▶ **WHAT YOU HAVE TO DO**
Every line below that holds the string "webp" should be copied out.

▶ **DATA**
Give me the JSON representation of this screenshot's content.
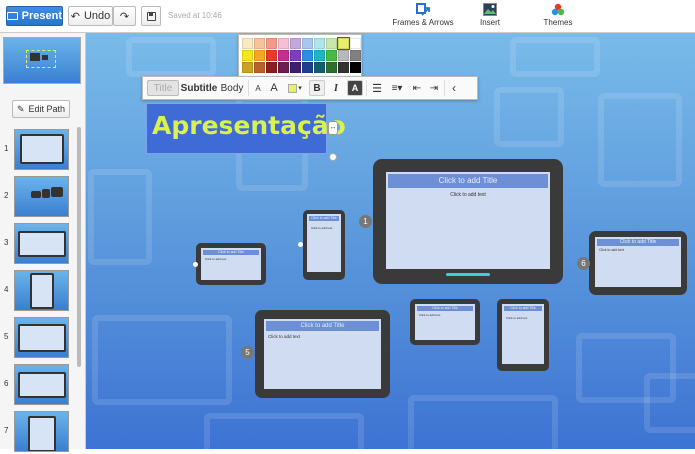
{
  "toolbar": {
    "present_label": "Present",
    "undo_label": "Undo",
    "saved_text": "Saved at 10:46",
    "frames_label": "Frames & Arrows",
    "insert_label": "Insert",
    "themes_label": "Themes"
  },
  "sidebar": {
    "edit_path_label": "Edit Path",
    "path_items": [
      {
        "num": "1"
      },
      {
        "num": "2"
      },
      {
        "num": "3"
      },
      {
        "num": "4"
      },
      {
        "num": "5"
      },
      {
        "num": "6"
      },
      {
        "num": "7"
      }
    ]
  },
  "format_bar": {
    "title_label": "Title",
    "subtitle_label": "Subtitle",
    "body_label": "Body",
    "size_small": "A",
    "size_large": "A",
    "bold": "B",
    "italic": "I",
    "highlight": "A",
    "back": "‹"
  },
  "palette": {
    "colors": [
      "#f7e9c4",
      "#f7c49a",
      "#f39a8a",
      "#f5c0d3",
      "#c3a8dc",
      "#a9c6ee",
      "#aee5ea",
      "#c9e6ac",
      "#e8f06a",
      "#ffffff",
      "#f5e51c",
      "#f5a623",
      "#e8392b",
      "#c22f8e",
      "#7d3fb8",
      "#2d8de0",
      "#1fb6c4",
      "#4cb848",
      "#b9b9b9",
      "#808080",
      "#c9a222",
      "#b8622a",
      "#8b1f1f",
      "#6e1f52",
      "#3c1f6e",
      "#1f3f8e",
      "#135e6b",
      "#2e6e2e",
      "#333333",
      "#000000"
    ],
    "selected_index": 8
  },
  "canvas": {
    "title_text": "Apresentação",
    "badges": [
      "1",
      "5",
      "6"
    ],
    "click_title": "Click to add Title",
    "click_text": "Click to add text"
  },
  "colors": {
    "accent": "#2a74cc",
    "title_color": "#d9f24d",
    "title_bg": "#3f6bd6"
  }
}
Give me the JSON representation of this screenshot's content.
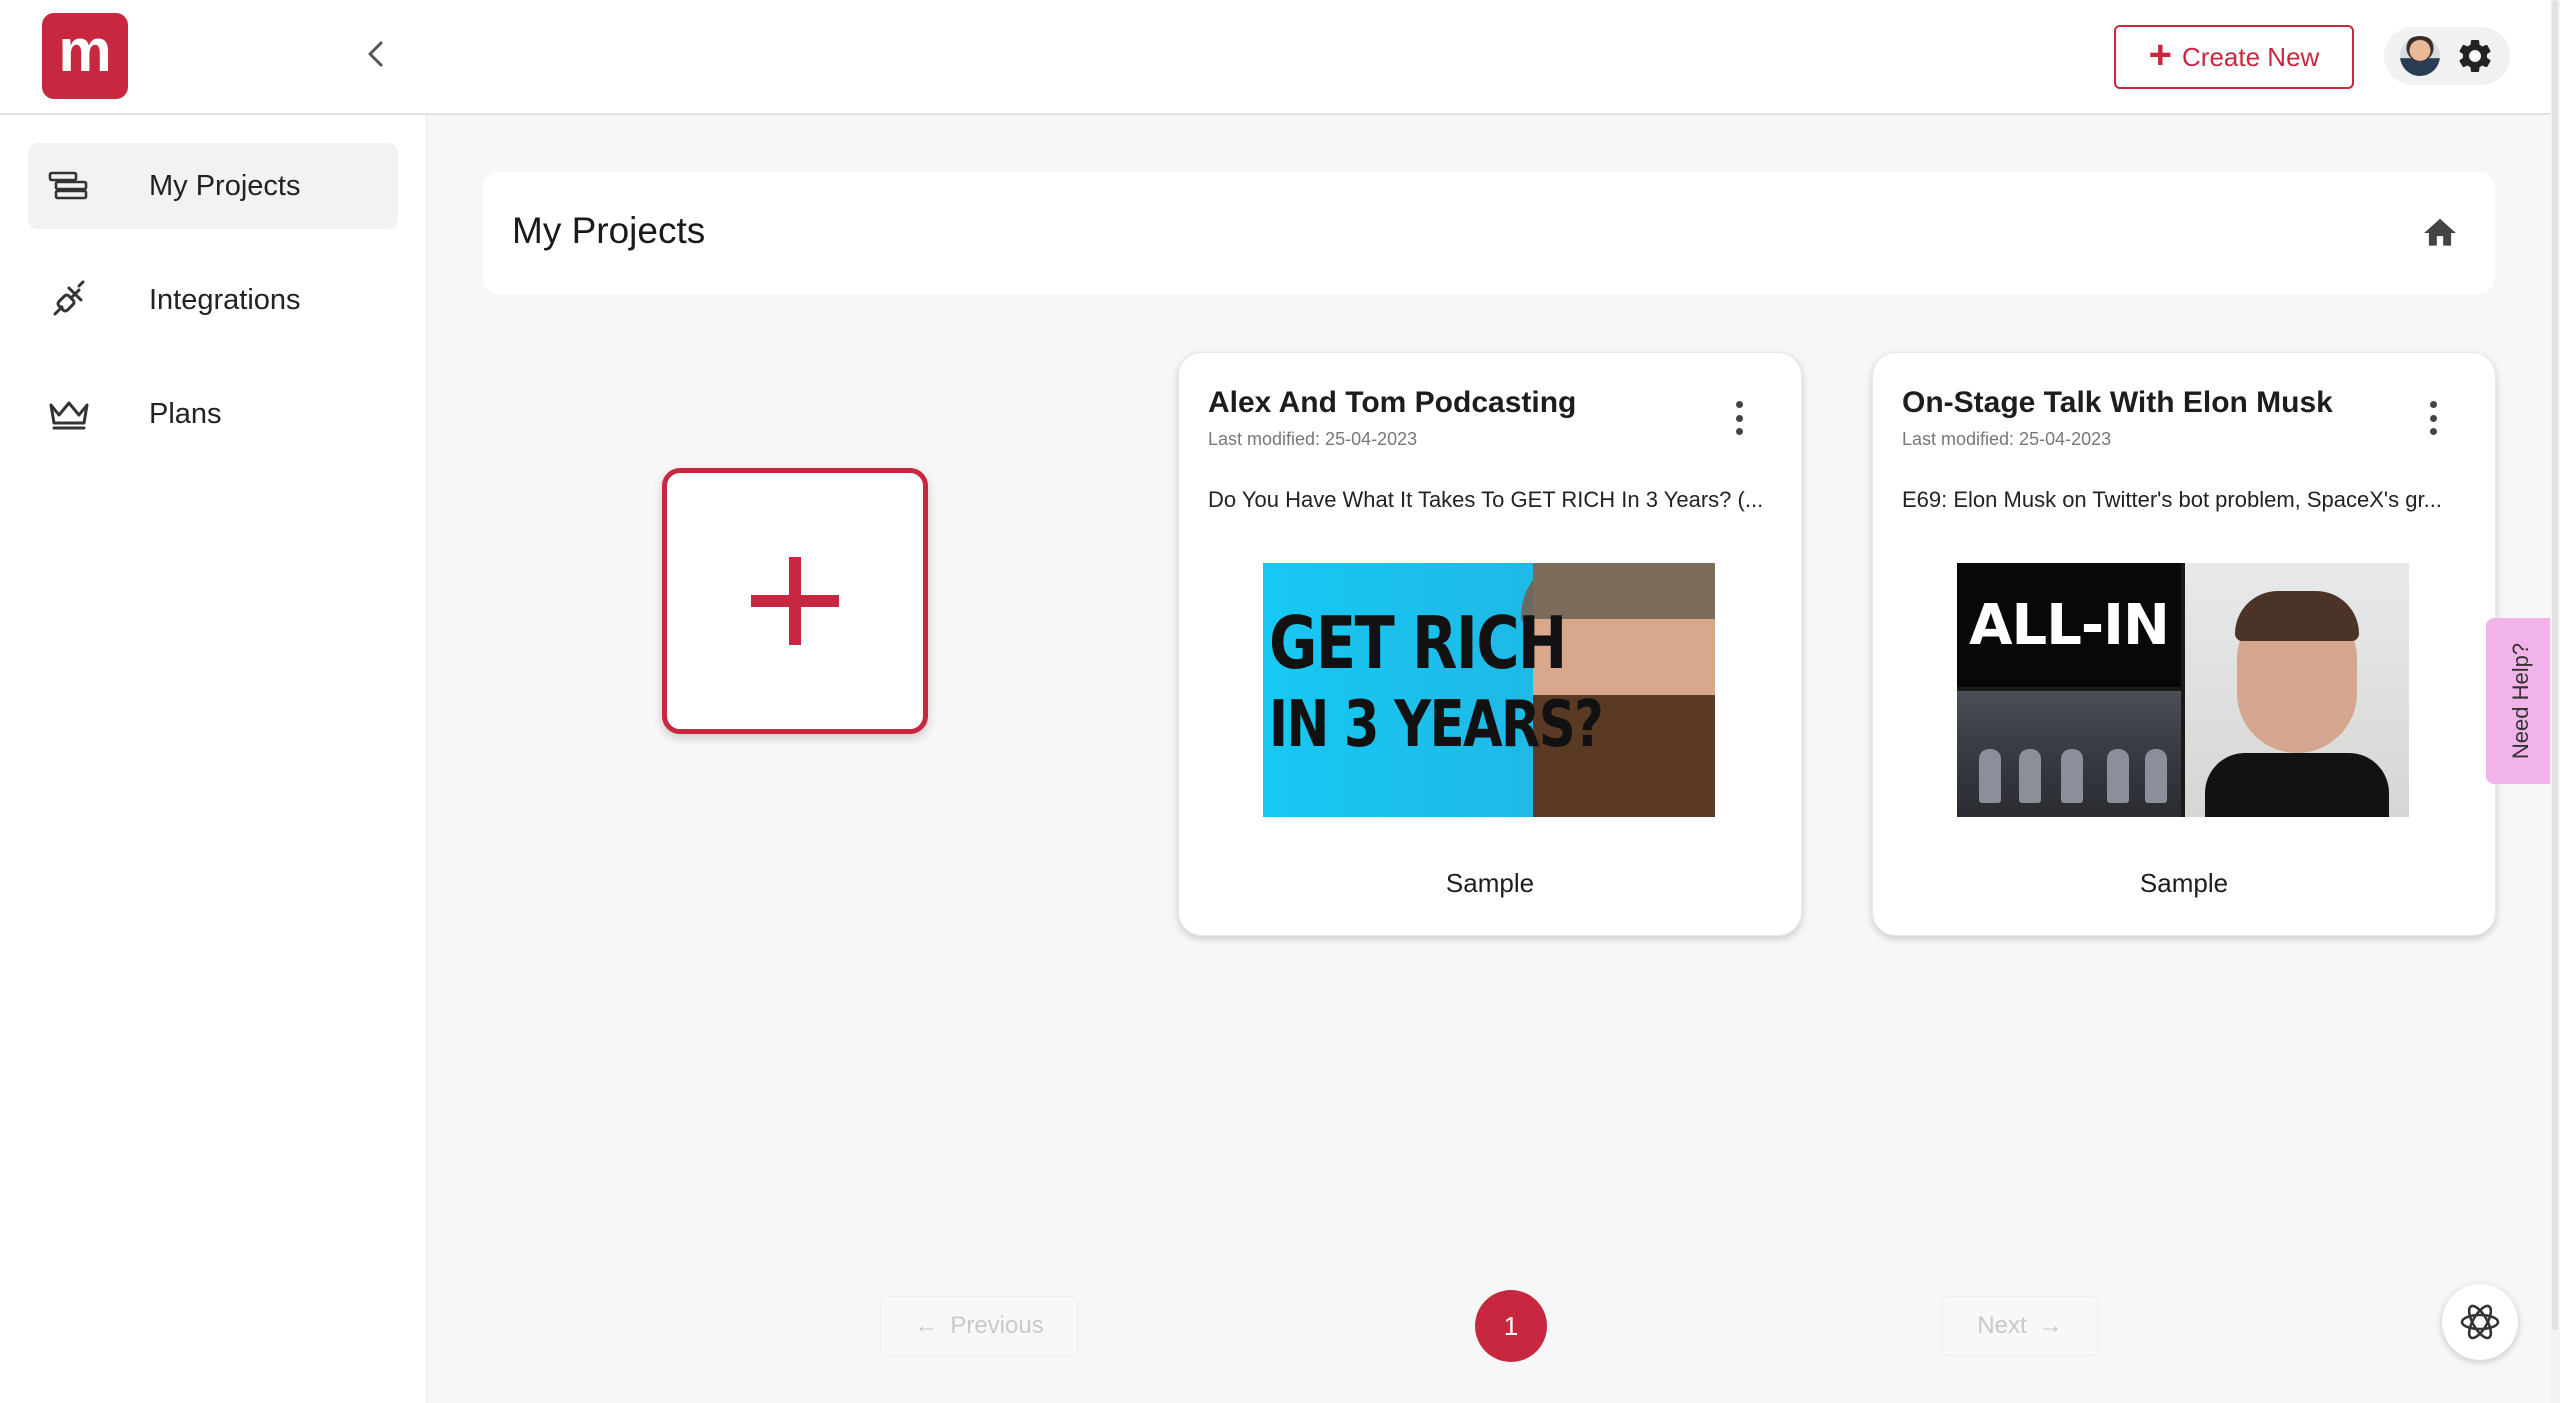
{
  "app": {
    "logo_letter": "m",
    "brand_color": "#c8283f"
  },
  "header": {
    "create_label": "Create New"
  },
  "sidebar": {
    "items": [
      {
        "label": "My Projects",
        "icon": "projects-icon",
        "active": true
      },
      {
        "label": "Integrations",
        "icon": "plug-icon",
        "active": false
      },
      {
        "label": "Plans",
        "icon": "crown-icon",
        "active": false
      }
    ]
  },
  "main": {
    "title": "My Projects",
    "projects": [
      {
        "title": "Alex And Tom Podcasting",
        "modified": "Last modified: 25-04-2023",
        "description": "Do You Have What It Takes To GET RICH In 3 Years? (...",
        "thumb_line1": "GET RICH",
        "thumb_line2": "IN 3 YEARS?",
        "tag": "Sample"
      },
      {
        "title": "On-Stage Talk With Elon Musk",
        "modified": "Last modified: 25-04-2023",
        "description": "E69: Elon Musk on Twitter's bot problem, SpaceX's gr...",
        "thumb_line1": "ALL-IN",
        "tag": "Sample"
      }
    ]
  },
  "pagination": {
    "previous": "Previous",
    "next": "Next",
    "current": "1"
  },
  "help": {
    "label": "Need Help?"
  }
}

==

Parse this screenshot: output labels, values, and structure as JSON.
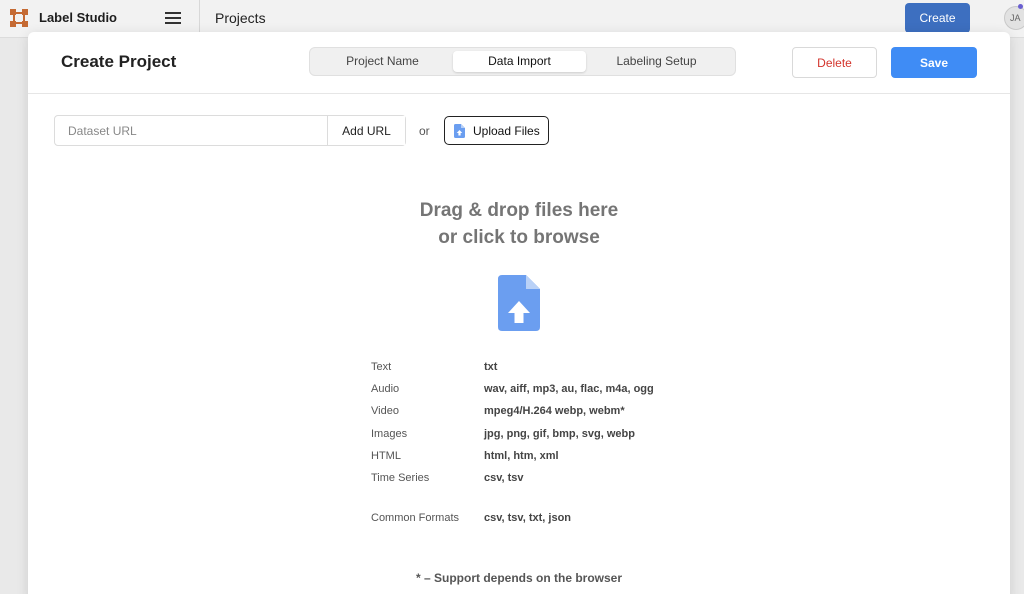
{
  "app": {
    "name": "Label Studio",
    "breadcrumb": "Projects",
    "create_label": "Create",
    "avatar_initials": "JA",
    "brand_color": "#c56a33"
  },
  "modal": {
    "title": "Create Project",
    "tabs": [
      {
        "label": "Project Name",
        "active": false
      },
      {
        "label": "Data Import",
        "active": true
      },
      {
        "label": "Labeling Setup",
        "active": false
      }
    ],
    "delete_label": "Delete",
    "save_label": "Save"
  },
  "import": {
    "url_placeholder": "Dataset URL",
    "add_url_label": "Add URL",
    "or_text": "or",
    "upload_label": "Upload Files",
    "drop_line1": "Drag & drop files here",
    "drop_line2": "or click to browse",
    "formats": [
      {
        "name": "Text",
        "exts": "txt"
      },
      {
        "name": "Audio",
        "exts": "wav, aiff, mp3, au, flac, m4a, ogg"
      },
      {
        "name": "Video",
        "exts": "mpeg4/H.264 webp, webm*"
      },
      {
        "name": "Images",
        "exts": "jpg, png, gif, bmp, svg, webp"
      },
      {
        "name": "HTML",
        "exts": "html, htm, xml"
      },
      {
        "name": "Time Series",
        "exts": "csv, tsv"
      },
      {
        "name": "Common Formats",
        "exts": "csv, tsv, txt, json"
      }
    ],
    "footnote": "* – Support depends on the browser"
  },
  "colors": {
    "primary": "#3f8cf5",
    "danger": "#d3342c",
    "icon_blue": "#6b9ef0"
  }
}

▶ **ANSWER SECTION**
        "exts": "mpeg4/H.264 webp, webm*"
        "exts": "jpg, png, gif, bmp, svg, webp"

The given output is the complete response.